WORK REQUEST:
Using the records below, copy every line that holds the string "screenshot".

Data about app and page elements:
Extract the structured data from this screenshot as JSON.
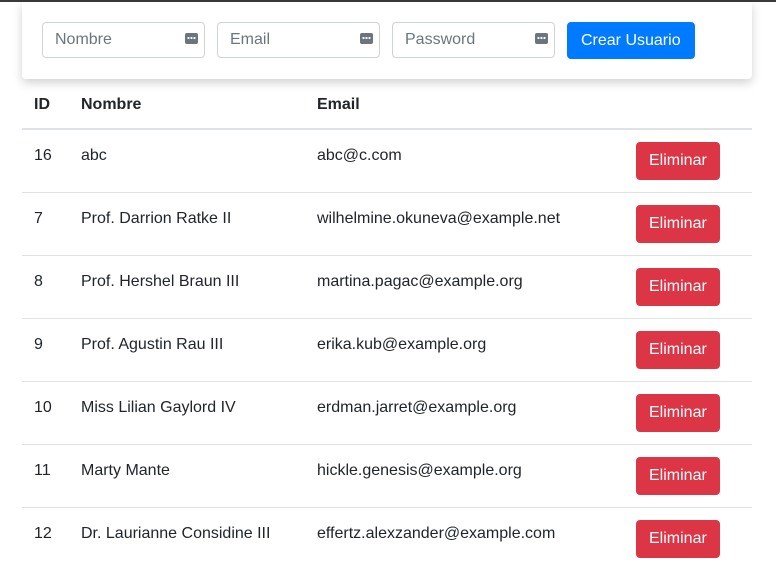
{
  "form": {
    "nombre_placeholder": "Nombre",
    "email_placeholder": "Email",
    "password_placeholder": "Password",
    "create_label": "Crear Usuario"
  },
  "table": {
    "headers": {
      "id": "ID",
      "nombre": "Nombre",
      "email": "Email"
    },
    "delete_label": "Eliminar",
    "rows": [
      {
        "id": "16",
        "nombre": "abc",
        "email": "abc@c.com"
      },
      {
        "id": "7",
        "nombre": "Prof. Darrion Ratke II",
        "email": "wilhelmine.okuneva@example.net"
      },
      {
        "id": "8",
        "nombre": "Prof. Hershel Braun III",
        "email": "martina.pagac@example.org"
      },
      {
        "id": "9",
        "nombre": "Prof. Agustin Rau III",
        "email": "erika.kub@example.org"
      },
      {
        "id": "10",
        "nombre": "Miss Lilian Gaylord IV",
        "email": "erdman.jarret@example.org"
      },
      {
        "id": "11",
        "nombre": "Marty Mante",
        "email": "hickle.genesis@example.org"
      },
      {
        "id": "12",
        "nombre": "Dr. Laurianne Considine III",
        "email": "effertz.alexzander@example.com"
      }
    ]
  },
  "colors": {
    "primary": "#007bff",
    "danger": "#dc3545"
  }
}
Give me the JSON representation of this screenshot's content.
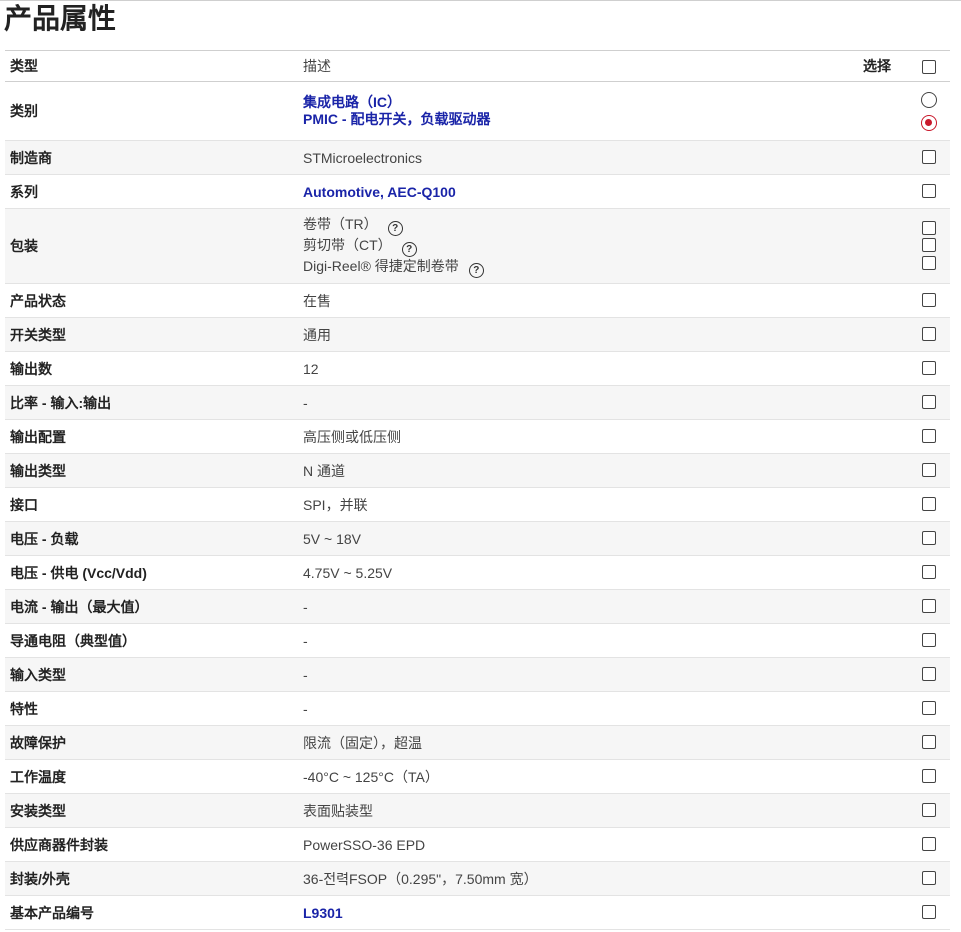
{
  "page": {
    "title": "产品属性"
  },
  "header": {
    "type": "类型",
    "desc": "描述",
    "select": "选择"
  },
  "rows": {
    "category": {
      "label": "类别",
      "values": [
        "集成电路（IC）",
        "PMIC - 配电开关，负载驱动器"
      ]
    },
    "manufacturer": {
      "label": "制造商",
      "value": "STMicroelectronics"
    },
    "series": {
      "label": "系列",
      "value": "Automotive, AEC-Q100"
    },
    "packaging": {
      "label": "包装",
      "values": [
        "卷带（TR）",
        "剪切带（CT）",
        "Digi-Reel® 得捷定制卷带"
      ]
    },
    "status": {
      "label": "产品状态",
      "value": "在售"
    },
    "switch_type": {
      "label": "开关类型",
      "value": "通用"
    },
    "outputs": {
      "label": "输出数",
      "value": "12"
    },
    "ratio": {
      "label": "比率 - 输入:输出",
      "value": "-"
    },
    "output_config": {
      "label": "输出配置",
      "value": "高压侧或低压侧"
    },
    "output_type": {
      "label": "输出类型",
      "value": "N 通道"
    },
    "interface": {
      "label": "接口",
      "value": "SPI，并联"
    },
    "voltage_load": {
      "label": "电压 - 负载",
      "value": "5V ~ 18V"
    },
    "voltage_supply": {
      "label": "电压 - 供电 (Vcc/Vdd)",
      "value": "4.75V ~ 5.25V"
    },
    "current_output": {
      "label": "电流 - 输出（最大值）",
      "value": "-"
    },
    "rds_on": {
      "label": "导通电阻（典型值）",
      "value": "-"
    },
    "input_type": {
      "label": "输入类型",
      "value": "-"
    },
    "features": {
      "label": "特性",
      "value": "-"
    },
    "fault_protection": {
      "label": "故障保护",
      "value": "限流（固定），超温"
    },
    "operating_temp": {
      "label": "工作温度",
      "value": "-40°C ~ 125°C（TA）"
    },
    "mounting_type": {
      "label": "安装类型",
      "value": "表面贴装型"
    },
    "supplier_package": {
      "label": "供应商器件封装",
      "value": "PowerSSO-36 EPD"
    },
    "package_case": {
      "label": "封装/外壳",
      "value": "36-전력FSOP（0.295\"，7.50mm 宽）"
    },
    "base_part": {
      "label": "基本产品编号",
      "value": "L9301"
    }
  },
  "selection": {
    "category_selected_index": 1
  },
  "colors": {
    "link": "#1a24a8",
    "radio_selected": "#c9182b",
    "row_shade": "#f6f6f6"
  }
}
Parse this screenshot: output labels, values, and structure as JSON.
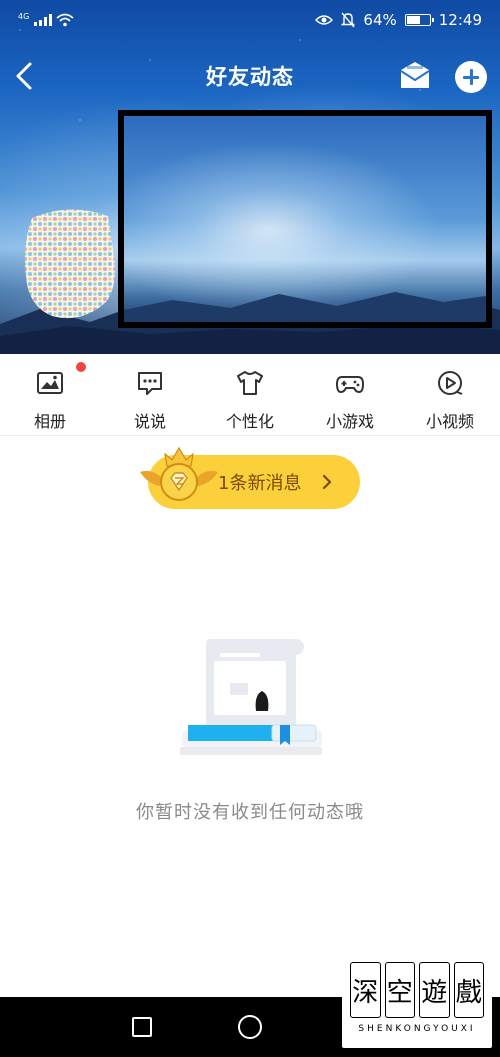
{
  "status_bar": {
    "network": "4G",
    "battery_percent": "64%",
    "battery_level": 0.64,
    "time": "12:49"
  },
  "header": {
    "title": "好友动态",
    "back_icon": "chevron-left-icon",
    "mail_icon": "mail-icon",
    "add_icon": "plus-circle-icon"
  },
  "menu": {
    "items": [
      {
        "label": "相册",
        "icon": "photo-album-icon",
        "has_dot": true
      },
      {
        "label": "说说",
        "icon": "speech-bubble-icon"
      },
      {
        "label": "个性化",
        "icon": "tshirt-icon"
      },
      {
        "label": "小游戏",
        "icon": "gamepad-icon"
      },
      {
        "label": "小视频",
        "icon": "play-circle-icon"
      }
    ]
  },
  "notification": {
    "label": "1条新消息",
    "chevron": "›"
  },
  "empty_state": {
    "message": "你暂时没有收到任何动态哦"
  },
  "watermark": {
    "chars": [
      "深",
      "空",
      "遊",
      "戲"
    ],
    "subtitle": "SHENKONGYOUXI"
  },
  "colors": {
    "accent_yellow": "#fcd03a",
    "notification_text": "#7a4a00",
    "dot_red": "#f2453d",
    "header_blue": "#1b66c2"
  }
}
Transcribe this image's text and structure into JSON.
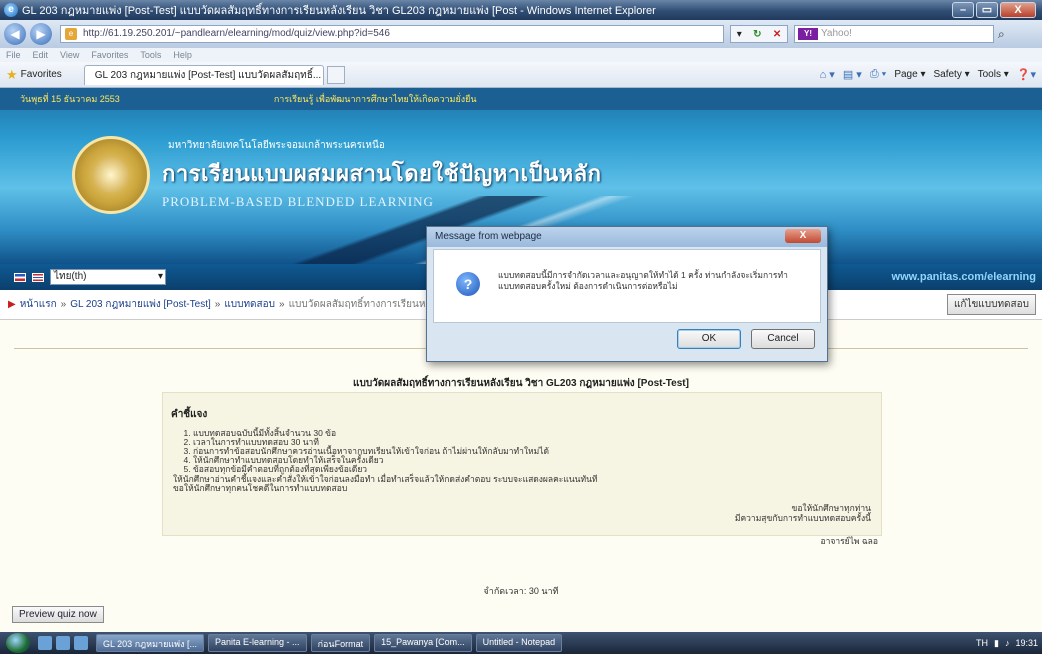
{
  "window": {
    "title": "GL 203 กฎหมายแพ่ง [Post-Test] แบบวัดผลสัมฤทธิ์ทางการเรียนหลังเรียน วิชา GL203 กฎหมายแพ่ง [Post - Windows Internet Explorer",
    "controls": [
      "–",
      "▭",
      "X"
    ]
  },
  "address": {
    "url": "http://61.19.250.201/~pandlearn/elearning/mod/quiz/view.php?id=546",
    "search_placeholder": "Yahoo!"
  },
  "menu": [
    "File",
    "Edit",
    "View",
    "Favorites",
    "Tools",
    "Help"
  ],
  "favorites": {
    "label": "Favorites",
    "tab_title": "GL 203 กฎหมายแพ่ง [Post-Test] แบบวัดผลสัมฤทธิ์...",
    "commands": [
      "Page ▾",
      "Safety ▾",
      "Tools ▾"
    ]
  },
  "banner": {
    "date": "วันพุธที่ 15 ธันวาคม 2553",
    "headline": "การเรียนรู้ เพื่อพัฒนาการศึกษาไทยให้เกิดความยั่งยืน",
    "university": "มหาวิทยาลัยเทคโนโลยีพระจอมเกล้าพระนครเหนือ",
    "thai_title": "การเรียนแบบผสมผสานโดยใช้ปัญหาเป็นหลัก",
    "eng_title": "PROBLEM-BASED BLENDED LEARNING",
    "language": "ไทย(th)",
    "site_url": "www.panitas.com/elearning"
  },
  "breadcrumb": {
    "items": [
      "หน้าแรก",
      "GL 203 กฎหมายแพ่ง [Post-Test]",
      "แบบทดสอบ"
    ],
    "current": "แบบวัดผลสัมฤทธิ์ทางการเรียนหลังเรียน",
    "update_button": "แก้ไขแบบทดสอบ"
  },
  "content": {
    "quiz_title": "แบบวัดผลสัมฤทธิ์ทางการเรียนหลังเรียน วิชา GL203 กฎหมายแพ่ง [Post-Test]",
    "instructions_heading": "คำชี้แจง",
    "instructions": [
      "แบบทดสอบฉบับนี้มีทั้งสิ้นจำนวน 30 ข้อ",
      "เวลาในการทำแบบทดสอบ 30 นาที",
      "ก่อนการทำข้อสอบนักศึกษาควรอ่านเนื้อหาจากบทเรียนให้เข้าใจก่อน ถ้าไม่ผ่านให้กลับมาทำใหม่ได้",
      "ให้นักศึกษาทำแบบทดสอบโดยทำให้เสร็จในครั้งเดียว",
      "ข้อสอบทุกข้อมีคำตอบที่ถูกต้องที่สุดเพียงข้อเดียว"
    ],
    "extra_notes": [
      "ให้นักศึกษาอ่านคำชี้แจงและคำสั่งให้เข้าใจก่อนลงมือทำ เมื่อทำเสร็จแล้วให้กดส่งคำตอบ ระบบจะแสดงผลคะแนนทันที",
      "ขอให้นักศึกษาทุกคนโชคดีในการทำแบบทดสอบ"
    ],
    "sign_line1": "ขอให้นักศึกษาทุกท่าน",
    "sign_line2": "มีความสุขกับการทำแบบทดสอบครั้งนี้",
    "teacher": "อาจารย์ไพ ฉลอ",
    "time_limit": "จำกัดเวลา: 30 นาที",
    "preview_button": "Preview quiz now"
  },
  "dialog": {
    "title": "Message from webpage",
    "message": "แบบทดสอบนี้มีการจำกัดเวลาและอนุญาตให้ทำได้ 1 ครั้ง ท่านกำลังจะเริ่มการทำแบบทดสอบครั้งใหม่ ต้องการดำเนินการต่อหรือไม่",
    "ok_label": "OK",
    "cancel_label": "Cancel"
  },
  "taskbar": {
    "buttons": [
      "GL 203 กฎหมายแพ่ง [...",
      "Panita E-learning - ...",
      "ก่อนFormat",
      "15_Pawanya [Com...",
      "Untitled - Notepad"
    ],
    "tray_lang": "TH",
    "clock": "19:31"
  }
}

SOLUTION TO THE PROBLEM:
Extract the structured data from this screenshot as JSON.
Give me the JSON representation of this screenshot's content.
Parse this screenshot: output labels, values, and structure as JSON.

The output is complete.